[Opening Material provided section]
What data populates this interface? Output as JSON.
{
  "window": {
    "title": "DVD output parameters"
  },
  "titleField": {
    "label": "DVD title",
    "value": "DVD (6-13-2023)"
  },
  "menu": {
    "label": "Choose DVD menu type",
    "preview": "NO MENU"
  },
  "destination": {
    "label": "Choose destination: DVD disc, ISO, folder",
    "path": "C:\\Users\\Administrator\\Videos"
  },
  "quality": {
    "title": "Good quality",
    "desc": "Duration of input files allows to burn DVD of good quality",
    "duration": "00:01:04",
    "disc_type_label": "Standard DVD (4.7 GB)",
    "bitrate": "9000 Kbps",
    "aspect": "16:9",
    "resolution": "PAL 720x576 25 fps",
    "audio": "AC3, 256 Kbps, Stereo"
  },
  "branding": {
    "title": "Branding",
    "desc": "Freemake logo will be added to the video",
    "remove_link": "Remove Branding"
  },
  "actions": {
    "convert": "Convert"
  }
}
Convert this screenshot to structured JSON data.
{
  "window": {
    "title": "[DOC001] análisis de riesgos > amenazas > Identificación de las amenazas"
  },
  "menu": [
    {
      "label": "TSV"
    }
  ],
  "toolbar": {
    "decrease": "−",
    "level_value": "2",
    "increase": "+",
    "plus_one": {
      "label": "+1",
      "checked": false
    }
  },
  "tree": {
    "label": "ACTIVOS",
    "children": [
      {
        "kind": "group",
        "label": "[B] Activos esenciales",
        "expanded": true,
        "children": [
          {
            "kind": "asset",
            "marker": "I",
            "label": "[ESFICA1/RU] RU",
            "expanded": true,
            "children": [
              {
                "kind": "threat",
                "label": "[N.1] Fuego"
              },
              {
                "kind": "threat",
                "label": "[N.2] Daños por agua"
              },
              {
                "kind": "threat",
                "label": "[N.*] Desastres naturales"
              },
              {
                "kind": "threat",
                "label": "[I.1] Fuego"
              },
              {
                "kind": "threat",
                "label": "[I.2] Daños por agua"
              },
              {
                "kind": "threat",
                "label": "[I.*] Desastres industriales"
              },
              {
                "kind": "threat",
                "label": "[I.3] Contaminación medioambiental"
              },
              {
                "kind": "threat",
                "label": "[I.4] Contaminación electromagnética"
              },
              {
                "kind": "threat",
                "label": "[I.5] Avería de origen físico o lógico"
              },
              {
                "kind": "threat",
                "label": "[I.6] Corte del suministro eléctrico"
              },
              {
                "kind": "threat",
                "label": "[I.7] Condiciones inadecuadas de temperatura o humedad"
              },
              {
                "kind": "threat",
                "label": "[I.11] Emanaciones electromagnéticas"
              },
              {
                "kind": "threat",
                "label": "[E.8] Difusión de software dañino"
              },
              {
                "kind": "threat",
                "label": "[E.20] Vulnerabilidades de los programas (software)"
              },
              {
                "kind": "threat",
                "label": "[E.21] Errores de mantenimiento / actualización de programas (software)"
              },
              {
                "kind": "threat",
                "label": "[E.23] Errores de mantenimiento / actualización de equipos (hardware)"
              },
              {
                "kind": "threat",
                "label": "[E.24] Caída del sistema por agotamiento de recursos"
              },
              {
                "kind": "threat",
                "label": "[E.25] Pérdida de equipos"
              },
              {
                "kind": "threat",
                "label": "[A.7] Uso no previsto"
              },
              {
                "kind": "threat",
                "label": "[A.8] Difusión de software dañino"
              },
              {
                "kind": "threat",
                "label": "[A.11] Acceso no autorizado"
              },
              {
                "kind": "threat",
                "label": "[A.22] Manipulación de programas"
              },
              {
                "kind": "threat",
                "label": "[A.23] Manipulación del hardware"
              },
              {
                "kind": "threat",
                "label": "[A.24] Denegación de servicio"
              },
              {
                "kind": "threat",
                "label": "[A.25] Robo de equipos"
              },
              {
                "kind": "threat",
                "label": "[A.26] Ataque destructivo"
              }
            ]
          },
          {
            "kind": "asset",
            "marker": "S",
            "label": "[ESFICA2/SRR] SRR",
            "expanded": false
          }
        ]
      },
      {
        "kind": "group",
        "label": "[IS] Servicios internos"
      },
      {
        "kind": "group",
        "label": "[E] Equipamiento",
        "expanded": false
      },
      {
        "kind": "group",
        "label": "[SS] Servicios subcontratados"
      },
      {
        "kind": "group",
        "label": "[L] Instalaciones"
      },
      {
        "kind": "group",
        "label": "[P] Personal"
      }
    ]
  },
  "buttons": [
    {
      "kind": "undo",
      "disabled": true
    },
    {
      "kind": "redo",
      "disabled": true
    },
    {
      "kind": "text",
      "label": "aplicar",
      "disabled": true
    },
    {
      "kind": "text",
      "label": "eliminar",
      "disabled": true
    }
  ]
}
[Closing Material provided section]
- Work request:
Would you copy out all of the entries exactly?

- Answer to this problem:
What data populates this interface? Output as JSON.
{
  "window": {
    "title": "DVD output parameters"
  },
  "titleField": {
    "label": "DVD title",
    "value": "DVD (6-13-2023)"
  },
  "menu": {
    "label": "Choose DVD menu type",
    "preview": "NO MENU"
  },
  "destination": {
    "label": "Choose destination: DVD disc, ISO, folder",
    "path": "C:\\Users\\Administrator\\Videos"
  },
  "quality": {
    "title": "Good quality",
    "desc": "Duration of input files allows to burn DVD of good quality",
    "duration": "00:01:04",
    "disc_type_label": "Standard DVD (4.7 GB)",
    "bitrate": "9000 Kbps",
    "aspect": "16:9",
    "resolution": "PAL 720x576 25 fps",
    "audio": "AC3, 256 Kbps, Stereo"
  },
  "branding": {
    "title": "Branding",
    "desc": "Freemake logo will be added to the video",
    "remove_link": "Remove Branding"
  },
  "actions": {
    "convert": "Convert"
  }
}
Convert this screenshot to structured JSON data.
{
  "window": {
    "title": "[DOC001] análisis de riesgos > amenazas > Identificación de las amenazas"
  },
  "menu": [
    {
      "label": "TSV"
    }
  ],
  "toolbar": {
    "decrease": "−",
    "level_value": "2",
    "increase": "+",
    "plus_one": {
      "label": "+1",
      "checked": false
    }
  },
  "tree": {
    "label": "ACTIVOS",
    "children": [
      {
        "kind": "group",
        "label": "[B] Activos esenciales",
        "expanded": true,
        "children": [
          {
            "kind": "asset",
            "marker": "I",
            "label": "[ESFICA1/RU] RU",
            "expanded": true,
            "children": [
              {
                "kind": "threat",
                "label": "[N.1] Fuego"
              },
              {
                "kind": "threat",
                "label": "[N.2] Daños por agua"
              },
              {
                "kind": "threat",
                "label": "[N.*] Desastres naturales"
              },
              {
                "kind": "threat",
                "label": "[I.1] Fuego"
              },
              {
                "kind": "threat",
                "label": "[I.2] Daños por agua"
              },
              {
                "kind": "threat",
                "label": "[I.*] Desastres industriales"
              },
              {
                "kind": "threat",
                "label": "[I.3] Contaminación medioambiental"
              },
              {
                "kind": "threat",
                "label": "[I.4] Contaminación electromagnética"
              },
              {
                "kind": "threat",
                "label": "[I.5] Avería de origen físico o lógico"
              },
              {
                "kind": "threat",
                "label": "[I.6] Corte del suministro eléctrico"
              },
              {
                "kind": "threat",
                "label": "[I.7] Condiciones inadecuadas de temperatura o humedad"
              },
              {
                "kind": "threat",
                "label": "[I.11] Emanaciones electromagnéticas"
              },
              {
                "kind": "threat",
                "label": "[E.8] Difusión de software dañino"
              },
              {
                "kind": "threat",
                "label": "[E.20] Vulnerabilidades de los programas (software)"
              },
              {
                "kind": "threat",
                "label": "[E.21] Errores de mantenimiento / actualización de programas (software)"
              },
              {
                "kind": "threat",
                "label": "[E.23] Errores de mantenimiento / actualización de equipos (hardware)"
              },
              {
                "kind": "threat",
                "label": "[E.24] Caída del sistema por agotamiento de recursos"
              },
              {
                "kind": "threat",
                "label": "[E.25] Pérdida de equipos"
              },
              {
                "kind": "threat",
                "label": "[A.7] Uso no previsto"
              },
              {
                "kind": "threat",
                "label": "[A.8] Difusión de software dañino"
              },
              {
                "kind": "threat",
                "label": "[A.11] Acceso no autorizado"
              },
              {
                "kind": "threat",
                "label": "[A.22] Manipulación de programas"
              },
              {
                "kind": "threat",
                "label": "[A.23] Manipulación del hardware"
              },
              {
                "kind": "threat",
                "label": "[A.24] Denegación de servicio"
              },
              {
                "kind": "threat",
                "label": "[A.25] Robo de equipos"
              },
              {
                "kind": "threat",
                "label": "[A.26] Ataque destructivo"
              }
            ]
          },
          {
            "kind": "asset",
            "marker": "S",
            "label": "[ESFICA2/SRR] SRR",
            "expanded": false
          }
        ]
      },
      {
        "kind": "group",
        "label": "[IS] Servicios internos"
      },
      {
        "kind": "group",
        "label": "[E] Equipamiento",
        "expanded": false
      },
      {
        "kind": "group",
        "label": "[SS] Servicios subcontratados"
      },
      {
        "kind": "group",
        "label": "[L] Instalaciones"
      },
      {
        "kind": "group",
        "label": "[P] Personal"
      }
    ]
  },
  "buttons": [
    {
      "kind": "undo",
      "disabled": true
    },
    {
      "kind": "redo",
      "disabled": true
    },
    {
      "kind": "text",
      "label": "aplicar",
      "disabled": true
    },
    {
      "kind": "text",
      "label": "eliminar",
      "disabled": true
    }
  ]
}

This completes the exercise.